Traité des Pierres graveés.
Finely engraved title-pages, engraved dedication leaf to Louis XV, engraved head- & tail-pieces, & many engravings in the text. Vol. I: two engraved plates & Vol. II: 63 engraved plates. 5 p.l., 468,  pp.; 2 p.l., xii, , 132 (i.e. 135 leaves incl. 47*, 86*, & 107*); 2 leaves. Two vols. Folio, cont. red morocco, triple gilt fillet round sides, spines richly gilt, a.e.g. Paris: 1750.
First edition and a magnificent large set bound in contemporary red morocco; this is a presentation copy from Baron Holbach, inscribed on the free front-endpaper: “This Book I receiv’d from the Baron D’Holbach. Paris – October – 1763.”
“This is the earliest analytical work on engraved gems and one that fully retains value even today. However, the two volumes are actually two distinct works combined together for the author’s convenience as publisher as well as writer. The first volume is by far the most important because of its authoritative summary of the knowledge of engraved gems and that enormously increased in value by its lengthy discourses on previous works published on engraved gems, with a large, nearly exhaustive list of same…
“The first volume begins with a history of engraved gems in general, followed by an essay on modern gem engravers and their work, and a large description of the art of engraving, divided into 4 chapters: I. descriptions of gemstones and other stones used in engraved gems, pp. 153-94, i.e., diamond (including its faceted forms with text & a fig of same), ruby, glass, zircon, garnet, emerald, beryl, peridot, chrysolite, topaz, sapphire, amethyst, other quartz varieties, opal, turquoise, malachite, jade, lapis, coral, amber, and ivory. The authorities cited here are mostly Pliny, De Berquen, and De Boodt. II. Lapidary processes, tools, equipment, etc, required to engrave gems and with the famous engraved plate showing an engraver in his atelier, and beneath, diagrams of the engraving head, accessories, and points. III. Falsifications, and IV. Making impressions. The last portion of the first volume, p. 239 to the end, comments on previous writers and engravers of plates for illustrative purposes, as well as the bibliography…
“In contrast, the second volume is entirely devoted to descriptions of engraved gems in the cabinet of Louis XV(1710-1774), King of France, and it is this volume that aroused the keenest interest on the part of C. W. King, Antique Gems and Rings, I, 1872, pp. 465-6, who lauds the first volume but criticizes the second, noting that ‘the large number of engravings, by Bouchardon [1698-1762], after gems in the royal cabinet, are, however, in too loose and flowing style to give any accurate idea of their originals.’ The drawings of the gems were supervised by Comte de Caylus(1692-1765), the noted French art connoisseur and antiquarian.”–Sinkankas 4208.

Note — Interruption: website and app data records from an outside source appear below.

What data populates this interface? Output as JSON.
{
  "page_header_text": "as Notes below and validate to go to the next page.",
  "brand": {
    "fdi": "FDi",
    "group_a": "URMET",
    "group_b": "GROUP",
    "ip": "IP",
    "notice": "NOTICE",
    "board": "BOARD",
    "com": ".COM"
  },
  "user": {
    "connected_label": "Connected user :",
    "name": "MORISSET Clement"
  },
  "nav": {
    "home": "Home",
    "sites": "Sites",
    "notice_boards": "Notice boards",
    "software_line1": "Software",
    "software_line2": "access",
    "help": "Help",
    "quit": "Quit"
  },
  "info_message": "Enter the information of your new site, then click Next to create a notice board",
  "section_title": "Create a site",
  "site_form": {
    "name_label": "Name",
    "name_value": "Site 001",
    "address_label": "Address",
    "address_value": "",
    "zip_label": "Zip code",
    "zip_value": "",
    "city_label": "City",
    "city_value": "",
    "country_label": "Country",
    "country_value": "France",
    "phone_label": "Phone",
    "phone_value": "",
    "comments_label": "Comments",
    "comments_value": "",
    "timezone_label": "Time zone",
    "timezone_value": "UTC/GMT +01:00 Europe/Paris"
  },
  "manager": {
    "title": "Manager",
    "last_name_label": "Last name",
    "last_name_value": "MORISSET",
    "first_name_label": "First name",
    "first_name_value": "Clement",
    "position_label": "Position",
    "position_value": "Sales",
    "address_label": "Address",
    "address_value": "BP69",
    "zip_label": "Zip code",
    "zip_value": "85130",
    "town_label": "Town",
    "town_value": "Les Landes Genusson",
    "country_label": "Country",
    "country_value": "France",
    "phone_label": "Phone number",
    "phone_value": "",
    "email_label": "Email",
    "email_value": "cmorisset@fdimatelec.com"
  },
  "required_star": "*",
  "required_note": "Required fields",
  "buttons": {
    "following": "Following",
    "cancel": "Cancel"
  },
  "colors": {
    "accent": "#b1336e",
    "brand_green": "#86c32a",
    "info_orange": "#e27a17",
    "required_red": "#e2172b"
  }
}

The above-mentioned bibliography (pp. 239-468) in Vol. I is an extremely comprehensive and valuable guide (see Peignot, p. 249).
Holbach (1723-89), a nobleman of immense wealth and with considerable learning, was the host of a brilliant salon in Paris for many years and a prolific contributor to the Encyclopédie.
This richly illustrated work, which contains more than 200 engravings, is in very fine condition. Engraved armorial bookplate of Kirknvall.
Item ID: 2671